• _Work to complete_
Report all lines of the records that contain "خیلی".

• _Exercise inputs_
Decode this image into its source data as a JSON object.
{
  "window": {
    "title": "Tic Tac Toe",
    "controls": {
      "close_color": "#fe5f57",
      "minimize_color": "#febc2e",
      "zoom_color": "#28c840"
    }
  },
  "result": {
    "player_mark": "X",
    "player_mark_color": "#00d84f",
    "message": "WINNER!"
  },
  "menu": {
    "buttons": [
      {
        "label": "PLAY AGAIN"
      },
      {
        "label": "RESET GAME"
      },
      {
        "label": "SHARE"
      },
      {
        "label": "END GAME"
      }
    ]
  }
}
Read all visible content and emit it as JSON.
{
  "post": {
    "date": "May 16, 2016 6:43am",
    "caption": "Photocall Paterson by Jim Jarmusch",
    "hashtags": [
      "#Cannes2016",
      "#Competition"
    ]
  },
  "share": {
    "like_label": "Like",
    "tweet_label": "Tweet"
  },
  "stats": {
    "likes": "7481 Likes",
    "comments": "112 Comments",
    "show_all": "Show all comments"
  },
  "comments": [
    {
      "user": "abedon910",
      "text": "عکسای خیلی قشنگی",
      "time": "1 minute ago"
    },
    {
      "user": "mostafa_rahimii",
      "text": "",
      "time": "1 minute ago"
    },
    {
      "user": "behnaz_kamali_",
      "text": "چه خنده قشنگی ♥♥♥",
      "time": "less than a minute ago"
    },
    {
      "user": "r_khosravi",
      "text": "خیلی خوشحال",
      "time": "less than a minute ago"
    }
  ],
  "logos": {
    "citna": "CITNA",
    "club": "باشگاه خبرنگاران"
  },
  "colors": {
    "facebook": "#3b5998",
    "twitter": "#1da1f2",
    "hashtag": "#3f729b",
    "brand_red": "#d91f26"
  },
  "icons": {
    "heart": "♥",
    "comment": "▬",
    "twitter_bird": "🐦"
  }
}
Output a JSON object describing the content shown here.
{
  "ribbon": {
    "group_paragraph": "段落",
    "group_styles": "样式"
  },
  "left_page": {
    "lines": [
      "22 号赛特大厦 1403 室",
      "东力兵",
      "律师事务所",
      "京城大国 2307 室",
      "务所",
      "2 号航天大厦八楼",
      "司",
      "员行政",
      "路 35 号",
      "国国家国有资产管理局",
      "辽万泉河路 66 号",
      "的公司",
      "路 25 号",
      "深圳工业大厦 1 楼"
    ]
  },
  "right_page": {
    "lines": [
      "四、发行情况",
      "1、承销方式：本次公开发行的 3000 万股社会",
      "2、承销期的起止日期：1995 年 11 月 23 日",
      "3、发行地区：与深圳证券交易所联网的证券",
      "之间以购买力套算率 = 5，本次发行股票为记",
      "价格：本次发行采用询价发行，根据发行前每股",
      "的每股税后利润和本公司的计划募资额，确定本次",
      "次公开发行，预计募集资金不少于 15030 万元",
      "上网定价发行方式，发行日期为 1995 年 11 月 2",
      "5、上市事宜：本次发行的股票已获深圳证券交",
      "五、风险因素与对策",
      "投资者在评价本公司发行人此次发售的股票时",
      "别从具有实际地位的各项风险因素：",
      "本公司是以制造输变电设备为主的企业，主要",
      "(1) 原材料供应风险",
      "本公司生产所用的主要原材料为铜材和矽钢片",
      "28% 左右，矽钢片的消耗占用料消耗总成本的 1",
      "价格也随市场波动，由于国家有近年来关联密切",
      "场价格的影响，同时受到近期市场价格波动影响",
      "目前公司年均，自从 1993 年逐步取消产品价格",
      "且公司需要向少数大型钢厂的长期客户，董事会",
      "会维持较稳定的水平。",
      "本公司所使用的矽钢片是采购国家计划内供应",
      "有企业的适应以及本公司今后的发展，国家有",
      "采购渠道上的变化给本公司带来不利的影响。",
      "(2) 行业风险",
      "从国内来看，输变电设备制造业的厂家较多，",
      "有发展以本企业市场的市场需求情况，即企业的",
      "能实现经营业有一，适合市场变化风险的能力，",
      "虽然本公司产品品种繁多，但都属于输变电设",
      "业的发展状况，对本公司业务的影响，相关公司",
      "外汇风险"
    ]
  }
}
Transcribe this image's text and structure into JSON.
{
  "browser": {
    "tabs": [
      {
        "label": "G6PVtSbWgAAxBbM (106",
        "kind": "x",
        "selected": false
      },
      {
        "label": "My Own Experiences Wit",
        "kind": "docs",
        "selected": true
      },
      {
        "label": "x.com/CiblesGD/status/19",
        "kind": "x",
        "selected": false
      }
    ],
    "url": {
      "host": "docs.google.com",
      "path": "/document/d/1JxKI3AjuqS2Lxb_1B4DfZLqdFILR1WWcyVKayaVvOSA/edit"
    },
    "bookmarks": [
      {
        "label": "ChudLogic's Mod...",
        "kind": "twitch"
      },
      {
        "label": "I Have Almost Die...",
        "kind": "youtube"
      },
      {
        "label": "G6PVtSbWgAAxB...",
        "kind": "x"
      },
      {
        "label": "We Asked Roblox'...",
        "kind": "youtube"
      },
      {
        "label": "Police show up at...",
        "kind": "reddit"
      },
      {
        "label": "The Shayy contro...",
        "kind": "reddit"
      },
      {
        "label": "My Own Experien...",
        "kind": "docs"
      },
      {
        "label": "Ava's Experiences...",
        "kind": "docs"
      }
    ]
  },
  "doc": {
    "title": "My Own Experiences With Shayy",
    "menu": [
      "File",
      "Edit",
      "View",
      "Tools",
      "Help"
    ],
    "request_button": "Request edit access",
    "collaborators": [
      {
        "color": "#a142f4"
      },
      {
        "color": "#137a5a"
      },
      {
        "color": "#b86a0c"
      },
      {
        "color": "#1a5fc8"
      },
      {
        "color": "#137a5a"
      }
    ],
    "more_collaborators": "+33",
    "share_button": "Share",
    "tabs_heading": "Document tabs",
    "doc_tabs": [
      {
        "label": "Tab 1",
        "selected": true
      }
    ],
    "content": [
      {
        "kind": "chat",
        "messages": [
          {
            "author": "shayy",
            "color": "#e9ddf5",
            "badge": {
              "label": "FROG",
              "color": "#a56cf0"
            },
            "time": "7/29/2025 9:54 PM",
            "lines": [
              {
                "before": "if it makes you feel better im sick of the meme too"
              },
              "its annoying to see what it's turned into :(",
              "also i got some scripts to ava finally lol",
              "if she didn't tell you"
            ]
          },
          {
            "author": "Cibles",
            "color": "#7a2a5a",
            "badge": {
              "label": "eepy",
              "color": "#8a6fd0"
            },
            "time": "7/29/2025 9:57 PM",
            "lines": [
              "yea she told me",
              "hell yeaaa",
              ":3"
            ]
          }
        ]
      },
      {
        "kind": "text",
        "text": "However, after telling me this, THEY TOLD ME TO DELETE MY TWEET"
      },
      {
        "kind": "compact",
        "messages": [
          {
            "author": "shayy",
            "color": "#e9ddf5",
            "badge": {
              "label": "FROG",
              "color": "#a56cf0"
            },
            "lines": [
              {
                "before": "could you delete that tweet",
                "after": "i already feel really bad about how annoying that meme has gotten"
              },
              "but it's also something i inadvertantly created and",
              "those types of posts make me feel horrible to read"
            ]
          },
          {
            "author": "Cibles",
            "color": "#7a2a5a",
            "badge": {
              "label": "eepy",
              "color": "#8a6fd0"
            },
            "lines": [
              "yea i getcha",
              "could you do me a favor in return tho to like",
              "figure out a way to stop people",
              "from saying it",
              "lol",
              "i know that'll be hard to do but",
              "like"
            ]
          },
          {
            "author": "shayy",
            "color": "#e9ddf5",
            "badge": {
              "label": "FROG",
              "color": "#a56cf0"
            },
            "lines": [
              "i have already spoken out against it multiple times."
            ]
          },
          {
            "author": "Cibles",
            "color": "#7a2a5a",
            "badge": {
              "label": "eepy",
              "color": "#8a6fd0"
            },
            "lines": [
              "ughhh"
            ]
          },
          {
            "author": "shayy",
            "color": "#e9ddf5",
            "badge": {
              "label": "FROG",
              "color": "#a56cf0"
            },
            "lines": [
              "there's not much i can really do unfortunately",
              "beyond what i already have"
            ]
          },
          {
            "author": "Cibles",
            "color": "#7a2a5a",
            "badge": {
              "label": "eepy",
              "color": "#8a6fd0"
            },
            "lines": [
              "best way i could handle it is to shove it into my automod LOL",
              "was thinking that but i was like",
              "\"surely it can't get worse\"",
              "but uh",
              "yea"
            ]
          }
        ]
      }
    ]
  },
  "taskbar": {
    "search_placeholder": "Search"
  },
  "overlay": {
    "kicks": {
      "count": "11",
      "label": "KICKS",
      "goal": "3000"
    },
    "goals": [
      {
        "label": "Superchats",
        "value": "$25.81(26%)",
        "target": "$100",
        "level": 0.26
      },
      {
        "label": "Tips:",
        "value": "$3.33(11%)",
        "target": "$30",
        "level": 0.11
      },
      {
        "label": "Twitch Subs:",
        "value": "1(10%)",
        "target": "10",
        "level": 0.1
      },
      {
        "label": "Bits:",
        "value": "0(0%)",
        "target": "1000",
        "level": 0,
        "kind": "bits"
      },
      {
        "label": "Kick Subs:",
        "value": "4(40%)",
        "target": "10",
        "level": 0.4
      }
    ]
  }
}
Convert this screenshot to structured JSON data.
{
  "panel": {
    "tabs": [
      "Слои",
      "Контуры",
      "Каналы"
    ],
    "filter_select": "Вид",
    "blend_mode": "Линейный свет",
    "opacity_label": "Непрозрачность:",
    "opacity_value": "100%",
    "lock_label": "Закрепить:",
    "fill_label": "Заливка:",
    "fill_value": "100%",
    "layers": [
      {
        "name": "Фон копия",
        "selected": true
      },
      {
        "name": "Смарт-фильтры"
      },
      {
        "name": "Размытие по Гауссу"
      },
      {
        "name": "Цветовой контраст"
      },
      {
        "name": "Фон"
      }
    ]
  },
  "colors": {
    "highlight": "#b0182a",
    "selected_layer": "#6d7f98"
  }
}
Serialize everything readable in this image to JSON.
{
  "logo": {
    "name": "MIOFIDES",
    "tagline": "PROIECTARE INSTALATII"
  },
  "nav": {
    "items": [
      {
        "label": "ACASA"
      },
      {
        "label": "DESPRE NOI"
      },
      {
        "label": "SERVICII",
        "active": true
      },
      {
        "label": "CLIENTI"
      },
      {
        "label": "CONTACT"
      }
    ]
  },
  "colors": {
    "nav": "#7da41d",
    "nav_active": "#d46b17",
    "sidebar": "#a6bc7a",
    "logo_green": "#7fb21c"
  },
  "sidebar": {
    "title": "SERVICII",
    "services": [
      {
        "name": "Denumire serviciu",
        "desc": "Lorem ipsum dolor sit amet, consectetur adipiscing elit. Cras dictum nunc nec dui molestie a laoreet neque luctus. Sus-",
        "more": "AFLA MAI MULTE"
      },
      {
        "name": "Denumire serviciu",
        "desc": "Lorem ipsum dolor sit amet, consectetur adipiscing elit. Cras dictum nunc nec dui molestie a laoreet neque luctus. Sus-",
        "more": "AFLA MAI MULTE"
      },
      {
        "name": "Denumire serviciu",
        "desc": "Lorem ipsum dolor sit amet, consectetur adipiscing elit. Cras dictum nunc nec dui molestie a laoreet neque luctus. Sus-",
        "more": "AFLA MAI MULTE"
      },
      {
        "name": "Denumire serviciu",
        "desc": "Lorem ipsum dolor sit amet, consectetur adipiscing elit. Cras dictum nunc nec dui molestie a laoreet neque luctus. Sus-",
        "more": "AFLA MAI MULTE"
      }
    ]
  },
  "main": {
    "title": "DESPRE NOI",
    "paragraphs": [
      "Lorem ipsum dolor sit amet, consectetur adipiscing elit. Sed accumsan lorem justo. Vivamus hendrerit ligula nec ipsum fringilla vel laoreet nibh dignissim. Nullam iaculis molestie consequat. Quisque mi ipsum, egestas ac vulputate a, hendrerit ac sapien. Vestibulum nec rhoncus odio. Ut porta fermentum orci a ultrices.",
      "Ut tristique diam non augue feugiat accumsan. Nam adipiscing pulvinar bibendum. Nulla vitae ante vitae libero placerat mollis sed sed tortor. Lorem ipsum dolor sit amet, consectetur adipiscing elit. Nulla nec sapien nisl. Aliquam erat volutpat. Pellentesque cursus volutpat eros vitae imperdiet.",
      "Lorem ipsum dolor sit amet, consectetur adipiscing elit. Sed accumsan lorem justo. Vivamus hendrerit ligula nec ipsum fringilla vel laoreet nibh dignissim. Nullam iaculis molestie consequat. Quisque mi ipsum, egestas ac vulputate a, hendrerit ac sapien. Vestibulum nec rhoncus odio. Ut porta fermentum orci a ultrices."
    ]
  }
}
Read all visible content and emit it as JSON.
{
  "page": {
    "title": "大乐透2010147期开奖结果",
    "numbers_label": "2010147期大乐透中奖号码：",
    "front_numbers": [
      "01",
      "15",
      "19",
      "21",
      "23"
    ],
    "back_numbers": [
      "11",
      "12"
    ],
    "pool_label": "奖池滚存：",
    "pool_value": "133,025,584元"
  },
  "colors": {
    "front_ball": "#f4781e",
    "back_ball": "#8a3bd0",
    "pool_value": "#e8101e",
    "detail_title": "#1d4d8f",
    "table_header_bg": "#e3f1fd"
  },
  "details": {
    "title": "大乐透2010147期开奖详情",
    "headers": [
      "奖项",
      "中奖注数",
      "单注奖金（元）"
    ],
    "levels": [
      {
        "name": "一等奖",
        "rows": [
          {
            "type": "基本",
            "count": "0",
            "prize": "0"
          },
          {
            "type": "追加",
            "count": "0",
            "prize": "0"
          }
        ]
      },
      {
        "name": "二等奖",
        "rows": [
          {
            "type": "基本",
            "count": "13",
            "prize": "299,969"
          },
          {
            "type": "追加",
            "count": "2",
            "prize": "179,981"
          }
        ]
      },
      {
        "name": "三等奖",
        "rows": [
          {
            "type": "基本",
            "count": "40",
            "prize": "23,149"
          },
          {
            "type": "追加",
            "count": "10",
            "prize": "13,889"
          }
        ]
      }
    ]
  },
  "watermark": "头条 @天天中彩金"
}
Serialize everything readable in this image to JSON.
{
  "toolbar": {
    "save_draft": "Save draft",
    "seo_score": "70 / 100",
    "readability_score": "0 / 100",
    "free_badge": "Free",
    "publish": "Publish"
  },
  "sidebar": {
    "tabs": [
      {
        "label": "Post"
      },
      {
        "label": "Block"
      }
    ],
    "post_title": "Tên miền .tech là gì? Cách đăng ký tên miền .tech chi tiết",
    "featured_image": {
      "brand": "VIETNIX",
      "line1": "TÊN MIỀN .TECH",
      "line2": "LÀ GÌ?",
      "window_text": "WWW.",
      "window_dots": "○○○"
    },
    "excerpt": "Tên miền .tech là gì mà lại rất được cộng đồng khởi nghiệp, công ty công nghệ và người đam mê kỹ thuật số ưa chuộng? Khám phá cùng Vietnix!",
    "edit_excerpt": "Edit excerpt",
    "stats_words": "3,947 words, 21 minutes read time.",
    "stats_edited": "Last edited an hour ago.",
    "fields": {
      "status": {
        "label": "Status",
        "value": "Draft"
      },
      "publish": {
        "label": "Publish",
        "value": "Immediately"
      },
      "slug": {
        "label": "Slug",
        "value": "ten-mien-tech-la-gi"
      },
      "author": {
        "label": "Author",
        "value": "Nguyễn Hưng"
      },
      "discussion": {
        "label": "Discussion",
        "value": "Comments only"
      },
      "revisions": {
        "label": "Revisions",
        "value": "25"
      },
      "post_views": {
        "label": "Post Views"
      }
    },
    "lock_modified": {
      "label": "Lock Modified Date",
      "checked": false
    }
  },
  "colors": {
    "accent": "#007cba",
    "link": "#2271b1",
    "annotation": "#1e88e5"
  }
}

• _Completed task_
      "text": "عکسای خیلی قشنگی",
      "text": "خیلی خوشحال",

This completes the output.